:: AIM OF THE EXERCISE ::
The lines to copy are those with "this" in them. Pull each one from the entries below.

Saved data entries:
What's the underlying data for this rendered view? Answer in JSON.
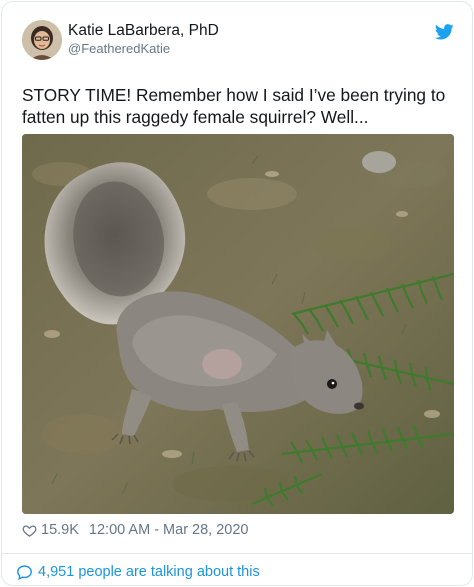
{
  "author": {
    "name": "Katie LaBarbera, PhD",
    "handle": "@FeatheredKatie",
    "avatar_icon": "profile-photo"
  },
  "brand": {
    "icon": "twitter-bird-icon",
    "color": "#1da1f2"
  },
  "tweet": {
    "text": "STORY TIME! Remember how I said I’ve been trying to fatten up this raggedy female squirrel? Well...",
    "image_icon": "squirrel-photo"
  },
  "meta": {
    "like_icon": "heart-icon",
    "likes": "15.9K",
    "timestamp": "12:00 AM - Mar 28, 2020"
  },
  "footer": {
    "icon": "speech-bubble-icon",
    "talking_text": "4,951 people are talking about this",
    "link_color": "#1b95e0"
  }
}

:: OUTPUT BELOW ::
What's the underlying data for this rendered view? Answer in JSON.
    "text": "STORY TIME! Remember how I said I’ve been trying to fatten up this raggedy female squirrel? Well...",
    "talking_text": "4,951 people are talking about this",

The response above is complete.